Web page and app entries
Content starts
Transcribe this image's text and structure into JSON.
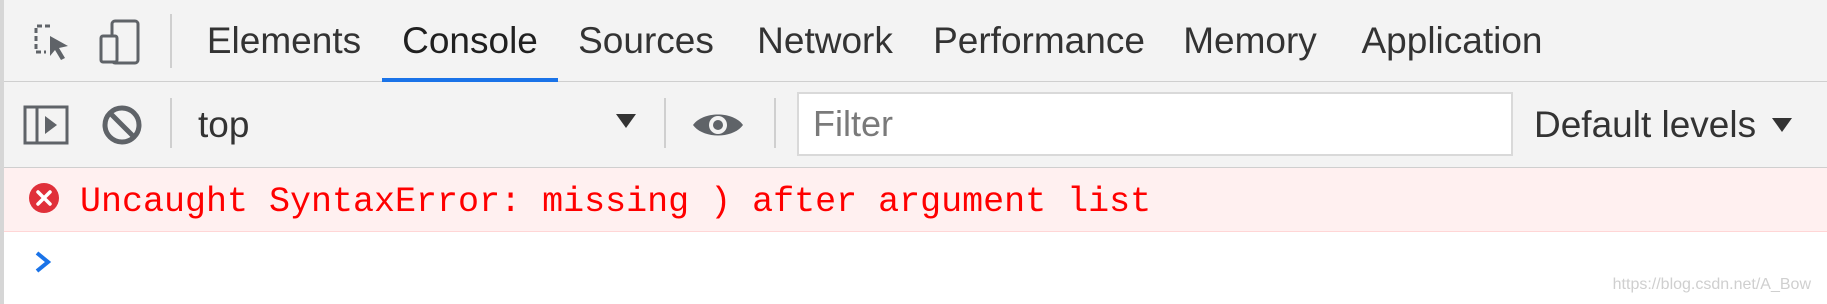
{
  "tabs": [
    {
      "label": "Elements",
      "active": false
    },
    {
      "label": "Console",
      "active": true
    },
    {
      "label": "Sources",
      "active": false
    },
    {
      "label": "Network",
      "active": false
    },
    {
      "label": "Performance",
      "active": false
    },
    {
      "label": "Memory",
      "active": false
    },
    {
      "label": "Application",
      "active": false
    }
  ],
  "toolbar": {
    "context": "top",
    "filter_placeholder": "Filter",
    "filter_value": "",
    "levels": "Default levels"
  },
  "console": {
    "messages": [
      {
        "level": "error",
        "text": "Uncaught SyntaxError: missing ) after argument list"
      }
    ]
  },
  "watermark": "https://blog.csdn.net/A_Bow",
  "icons": {
    "inspect": "inspect-element-icon",
    "device": "device-toggle-icon",
    "sidebar": "show-sidebar-icon",
    "clear": "clear-console-icon",
    "eye": "live-expression-eye-icon",
    "error": "error-circle-icon",
    "prompt": "prompt-chevron-icon"
  },
  "colors": {
    "accent": "#1a73e8",
    "error_text": "#ff0000",
    "error_background": "#fff0f0",
    "error_icon": "#e0303a",
    "toolbar_background": "#f3f3f3"
  }
}
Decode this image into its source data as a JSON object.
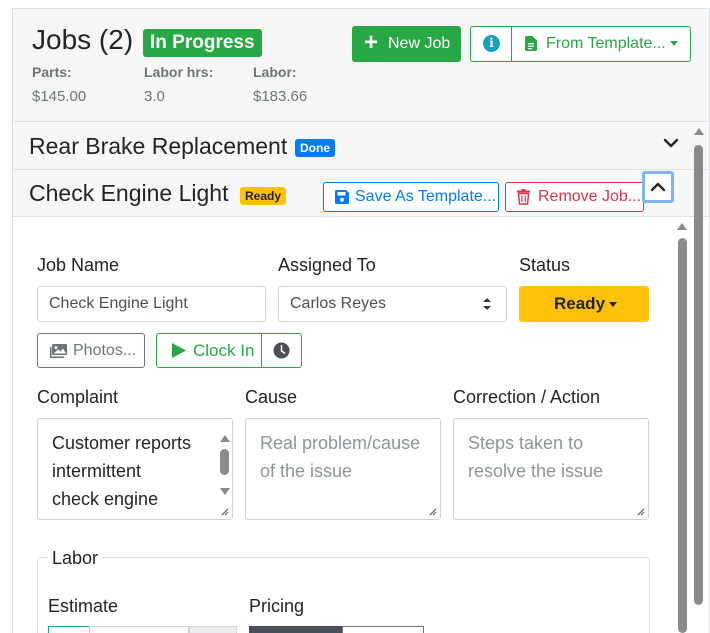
{
  "header": {
    "title": "Jobs (2)",
    "status_badge": "In Progress",
    "new_job_label": "New Job",
    "from_template_label": "From Template...",
    "stats": [
      {
        "label": "Parts:",
        "value": "$145.00"
      },
      {
        "label": "Labor hrs:",
        "value": "3.0"
      },
      {
        "label": "Labor:",
        "value": "$183.66"
      }
    ]
  },
  "jobs": [
    {
      "title": "Rear Brake Replacement",
      "badge": "Done",
      "badge_color": "#007bff"
    },
    {
      "title": "Check Engine Light",
      "badge": "Ready",
      "badge_color": "#ffc107"
    }
  ],
  "job_actions": {
    "save_template": "Save As Template...",
    "remove_job": "Remove Job..."
  },
  "form": {
    "job_name_label": "Job Name",
    "job_name_value": "Check Engine Light",
    "assigned_label": "Assigned To",
    "assigned_value": "Carlos Reyes",
    "status_label": "Status",
    "status_value": "Ready",
    "photos_label": "Photos...",
    "clock_in_label": "Clock In",
    "complaint_label": "Complaint",
    "complaint_lines": [
      "Customer reports",
      "intermittent",
      "check engine"
    ],
    "cause_label": "Cause",
    "cause_placeholder": [
      "Real problem/cause",
      "of the issue"
    ],
    "correction_label": "Correction / Action",
    "correction_placeholder": [
      "Steps taken to",
      "resolve the issue"
    ],
    "labor_legend": "Labor",
    "estimate_label": "Estimate",
    "pricing_label": "Pricing"
  },
  "colors": {
    "success": "#28a745",
    "primary": "#007bff",
    "danger": "#dc3545",
    "warning": "#ffc107",
    "info": "#17a2b8"
  },
  "icons": [
    "plus-icon",
    "info-icon",
    "file-icon",
    "chevron-down-icon",
    "save-icon",
    "trash-icon",
    "chevron-up-icon",
    "image-icon",
    "play-icon",
    "clock-icon"
  ]
}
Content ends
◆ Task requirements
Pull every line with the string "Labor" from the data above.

◆ Solution to the problem
        "label": "Labor hrs:",
        "label": "Labor:",
    "labor_legend": "Labor",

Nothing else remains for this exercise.